The truth about Greenwich Council’s record on housing

My colleague Cllr Charlie Davis and I have been asking questions about the way the Council delivers new housing and have come across some startling facts which deserve to be known more widely in my opinion.  The figures are focused on the way the Council negotiates affordable housing in new developments planned for the Borough and how it is choosing to spend the Right to Buy receipts which it is now allowed to keep for three years.

The facts which you will NOT find in the Council’s magazines include:-

  • No Council Housing of any kind was built in Greenwich during 2016-17 or in the first quarter 2017-18.

The Government has funded proposals to replace each Council house sold with another built by local authorities but Greenwich Council hasn’t used the funds to build new homes.
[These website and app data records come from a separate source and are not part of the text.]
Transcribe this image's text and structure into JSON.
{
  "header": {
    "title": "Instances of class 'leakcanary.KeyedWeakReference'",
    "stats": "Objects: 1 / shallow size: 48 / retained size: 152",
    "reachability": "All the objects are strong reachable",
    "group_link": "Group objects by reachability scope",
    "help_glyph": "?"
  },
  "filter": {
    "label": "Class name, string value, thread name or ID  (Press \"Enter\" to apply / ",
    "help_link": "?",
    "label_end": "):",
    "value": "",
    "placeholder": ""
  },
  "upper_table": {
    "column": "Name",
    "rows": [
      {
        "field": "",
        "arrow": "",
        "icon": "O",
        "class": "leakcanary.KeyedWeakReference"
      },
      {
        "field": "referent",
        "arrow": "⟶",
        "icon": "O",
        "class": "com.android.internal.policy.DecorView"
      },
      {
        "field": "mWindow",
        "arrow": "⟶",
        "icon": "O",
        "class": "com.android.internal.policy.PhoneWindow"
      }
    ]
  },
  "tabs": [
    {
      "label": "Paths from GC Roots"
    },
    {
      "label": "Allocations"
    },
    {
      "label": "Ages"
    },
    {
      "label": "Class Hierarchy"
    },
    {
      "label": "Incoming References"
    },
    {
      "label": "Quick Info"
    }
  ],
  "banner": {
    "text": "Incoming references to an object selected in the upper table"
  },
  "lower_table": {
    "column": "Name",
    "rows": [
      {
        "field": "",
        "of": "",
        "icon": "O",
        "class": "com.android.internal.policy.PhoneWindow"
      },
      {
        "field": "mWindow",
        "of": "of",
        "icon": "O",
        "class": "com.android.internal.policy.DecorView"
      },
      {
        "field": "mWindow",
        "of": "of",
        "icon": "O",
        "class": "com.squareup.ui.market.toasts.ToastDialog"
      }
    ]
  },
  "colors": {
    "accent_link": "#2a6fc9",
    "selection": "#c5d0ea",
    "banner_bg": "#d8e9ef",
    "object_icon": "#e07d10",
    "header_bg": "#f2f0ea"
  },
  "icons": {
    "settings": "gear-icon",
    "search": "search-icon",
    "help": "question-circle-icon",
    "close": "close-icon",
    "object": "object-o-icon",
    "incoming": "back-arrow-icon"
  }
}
Instead more than £20m has been allocated to buy private homes for (it claims) temporary accommodation, which in no way replaces the number of Councils homes sold.

  • The proportion of affordable homes in new builds has fallen steadily since 2011.

Despite the Labour Mayor of London promising 50% of new builds would be affordable during his election campaign, Greenwich Council’s proportion has dropped to a five year low at 18% (July 2017).  The proposed development at Orangery Lane in Eltham contained no affordable housing but was backed by Council Officers (although in fairness it did have some community business space which was one of the positives of this proposal).

It is worth noting how the Council hides this statistic with reports to the Council’s scrutiny panel on this which read:

“The target for of delivering 400 affordable new homes in the borough was exceeded; with 473 properties completed in 2016/7.” 

This sounds like excellent news, but hides the fact that this was a much lower proportion of the new homes built in the Borough.  I have no idea if Labour Councillors picked up on this discrepancy or let it past as it was in their interests to accept this superficial boast.

  • The Council has decided to spend £20m purchasing private homes on the open market.

Greenwich Council’s policy will increase demand for private housing in Eltham, pushing prices up.  So rather than increasing the housing supply to reduce prices as intended, Greenwich is making it harder for local residents to buy their own home.

Don’t forget that in addition to these dismal statistics, for 2011-16 Greenwich was rated among the worst ten Councils in the country for having to pay compensation to Council tenants because of the conditions in their properties.

In my opinion, we really do have to ask whether the Labour Council is getting it right on housing.  From providing new Council housing through to ensuring that new homes built in the Borough are advertised to local residents first (or allowing local first time buyers to get a discount) it seems to be failing in a major way to me.